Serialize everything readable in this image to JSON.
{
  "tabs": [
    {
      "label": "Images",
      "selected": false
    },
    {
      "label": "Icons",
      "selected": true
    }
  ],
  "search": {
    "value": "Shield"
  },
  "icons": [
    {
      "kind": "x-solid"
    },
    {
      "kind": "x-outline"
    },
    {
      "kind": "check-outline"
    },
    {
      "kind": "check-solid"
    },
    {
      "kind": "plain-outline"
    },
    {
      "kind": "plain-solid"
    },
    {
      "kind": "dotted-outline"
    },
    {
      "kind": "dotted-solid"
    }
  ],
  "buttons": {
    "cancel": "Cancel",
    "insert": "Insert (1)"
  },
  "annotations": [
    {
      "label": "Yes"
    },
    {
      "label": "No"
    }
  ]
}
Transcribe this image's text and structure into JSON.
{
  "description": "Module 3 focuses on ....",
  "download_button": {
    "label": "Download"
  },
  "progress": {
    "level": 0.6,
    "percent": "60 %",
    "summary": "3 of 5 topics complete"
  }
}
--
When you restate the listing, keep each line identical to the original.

Serialize everything readable in this image to JSON.
{
  "tabs": [
    {
      "label": "Images",
      "selected": false
    },
    {
      "label": "Icons",
      "selected": true
    }
  ],
  "search": {
    "value": "Shield"
  },
  "icons": [
    {
      "kind": "x-solid"
    },
    {
      "kind": "x-outline"
    },
    {
      "kind": "check-outline"
    },
    {
      "kind": "check-solid"
    },
    {
      "kind": "plain-outline"
    },
    {
      "kind": "plain-solid"
    },
    {
      "kind": "dotted-outline"
    },
    {
      "kind": "dotted-solid"
    }
  ],
  "buttons": {
    "cancel": "Cancel",
    "insert": "Insert (1)"
  },
  "annotations": [
    {
      "label": "Yes"
    },
    {
      "label": "No"
    }
  ]
}
Transcribe this image's text and structure into JSON.
{
  "description": "Module 3 focuses on ....",
  "download_button": {
    "label": "Download"
  },
  "progress": {
    "level": 0.6,
    "percent": "60 %",
    "summary": "3 of 5 topics complete"
  }
}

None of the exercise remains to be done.